New York's innovators are losing ground in part because of a big handicap: crippling U.S. regulatory and legal environments, as well as an unwelcoming environment for high-skilled immigrant workers.
Companies are reluctant to list on U.S. stock exchanges in part because doing so now requires complying with the 5-year-old Sarbanes-Oxley Act (SOx). SOx forces executives to jump through regulatory hoops to ensure that their firms' financial statements and internal "controls" are in order. Executives (and their accountants and investors) who think they're already doing a good job of complying with (less stringent) internationally accepted accounting standards are unlikely to want to spend the hefty sums needed to comply with SOx.
Even where SOx doesn't directly apply, companies still feel the burden of American regulations. For example, people working with derivatives "feel less encumbered overseas by the threat of regulation and so are more likely to think outside of the box," one U.S.-based business leader told McKinsey's researchers.
It's easy to see why. U.S. firms don't just have to deal with the Securities & Exchange Commission and sundry other federal regulators; they've also got state attorneys-general (think Gov. Spitzer in his previous job) to worry about. In London, a single regulatory agency has primary jurisdiction over securities firms. And that authority encourages compliance with clear principles, rather than with thousands of pages of fine print.
Finally, there's global talent. New York is still tops in fostering an environment of innovation, according to business leaders surveyed by McKinsey. But to stay there, it must continue to attract the world's best students and workers.

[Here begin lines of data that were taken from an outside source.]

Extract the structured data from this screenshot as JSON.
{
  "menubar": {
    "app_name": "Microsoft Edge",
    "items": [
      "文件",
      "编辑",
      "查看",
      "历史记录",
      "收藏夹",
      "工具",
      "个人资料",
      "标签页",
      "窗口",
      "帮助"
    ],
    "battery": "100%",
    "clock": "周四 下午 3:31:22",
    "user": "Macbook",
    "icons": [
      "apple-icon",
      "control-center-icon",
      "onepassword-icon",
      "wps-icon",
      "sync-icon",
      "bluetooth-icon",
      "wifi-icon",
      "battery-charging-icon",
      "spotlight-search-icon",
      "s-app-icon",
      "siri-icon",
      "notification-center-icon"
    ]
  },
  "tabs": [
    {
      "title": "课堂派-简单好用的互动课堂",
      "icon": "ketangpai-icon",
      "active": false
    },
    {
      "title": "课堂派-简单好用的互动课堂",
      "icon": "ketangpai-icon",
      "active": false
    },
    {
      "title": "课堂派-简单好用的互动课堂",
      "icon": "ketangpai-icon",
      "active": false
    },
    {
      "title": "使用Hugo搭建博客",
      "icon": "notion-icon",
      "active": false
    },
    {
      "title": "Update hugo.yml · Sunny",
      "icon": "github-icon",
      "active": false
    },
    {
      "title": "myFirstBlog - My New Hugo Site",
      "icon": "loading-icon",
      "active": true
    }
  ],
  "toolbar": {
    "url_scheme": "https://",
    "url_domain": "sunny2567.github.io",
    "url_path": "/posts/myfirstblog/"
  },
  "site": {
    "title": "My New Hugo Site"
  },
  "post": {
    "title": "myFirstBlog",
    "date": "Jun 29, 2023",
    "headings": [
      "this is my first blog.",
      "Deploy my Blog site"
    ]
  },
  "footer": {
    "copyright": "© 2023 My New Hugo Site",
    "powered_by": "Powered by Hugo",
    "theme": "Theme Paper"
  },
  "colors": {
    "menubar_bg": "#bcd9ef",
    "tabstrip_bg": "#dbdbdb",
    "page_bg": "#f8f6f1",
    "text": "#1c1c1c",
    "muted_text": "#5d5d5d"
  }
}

But, thanks to a federal cap on visas for high-skilled workers, it's been doing the opposite. European Union citizens can travel and work relatively freely within the EU, so it's a small matter for a London-based firm to attract a top trader or banker from Paris; it's a headache to put the same person in a New York job.
Twenty years ago, international execs would've had to put up with all these problems to access the American cash and expertise they needed. Today, financial markets in London, continental Europe and parts of Asia and the Middle East increasingly offer "American"-style expertise and deep pools of international investors. Executives simply don't have to bother with New York.
McKinsey offers some solid suggestions. Most important, New York should lobby legislators and agencies in Washington to fix what's obviously broken in terms of runaway regulation and litigation, so that New York doesn't lose its reputation as a cauldron of financial-services innovation. (Chicago, as a derivatives hub, has a stake in working with New York here.)
Another McKinsey suggestion isn't so great: Having New York create a public-private "joint venture" with a "highly visible leader" from the business world to focus "on financial-services competitiveness." This blue-ribbon panel would work with top financial-services firms to encourage them to create more jobs here. It would also study things like creating a "special international financial-services zone" here via tax and regulatory breaks.
The answer here isn't to offer some financial firms and locations special treatment. Officials have to work to ensure that all New York firms can compete on fair terms against the rest of the world.
If New York prods Congress and federal regulators into doing their jobs, companies will soon figure out that the climate for financial-services businesses here has improved - just as they figured out that Sarbanes-Oxley was bad news long before the politicians did.
Original Source: http://www.nypost.com/seven/01232007/postopinion/opedcolumnists/wall_street_woes_opedcolumnists_nicole_gelinas.htm